The language of rationality is closely tied to ideas from behavioural science, economics and nudge theory, but how does it shape the way we make public policy and should we be casting it under a critical eye? Read this post to find out more.
Like many of you, I work in problem domains that are bedeviled by complexities, often in dispersed teams of people with different skills. New technologies are thrown into this problem solving mix with an accompaniment of overwhelming hyperbole on a daily basis. It soon becomes a case of struggling to see the forest for the trees. How exactly do we marry behavioral science, app design and engineering in an organized, coherent and repeatable manner in such a workplace?
Changing one’s mind is a difficult, painful process. What kind of appeals are effective at changing the minds of others? How can you work on evaluating information objectively, such that you would reconsider your previous ideas?
What goes through your head when choosing between different payment options?
Our fourth annual BE Guide is out!
Stocks yield much higher returns than bonds and other riskless securities. In fact, in the last 100 years US equities have seen an 8% average annual real return, compared to only a 1% return for more riskless securities. This gap is called the equity premium puzzle – why are equities valued so much higher than securities? One behavioral theory attributes the equity premium puzzle to what’s known as myopic loss aversion (MLA) – the idea that loss-averse investors (as all investors are) take too short-term a view of their investments, leading them to react overly negatively to short-term losses. We designed the first natural field experimental evidence to show that MLA exists for professional traders.
The interconnection of devices within the “Internet of Things” (IoT) creates new data sources. Companies can now better observe people’s choices and test the effectiveness of different mechanisms to activate and retain more customers. It may also help policymakers overcome one of the most frequent problems of policy design: the lack of personalized content.
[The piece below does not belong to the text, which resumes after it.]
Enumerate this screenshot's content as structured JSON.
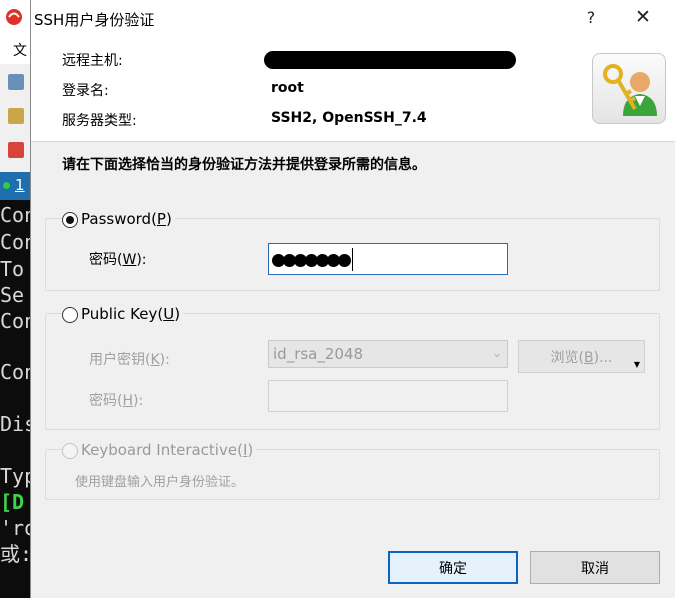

We argue that the IoT not only disrupts the way we track our actions and monitor our goals, but also allows the identification of effective methods to alter our behavior. This is optimized by the combination of IoT, data analytics and behavioral science.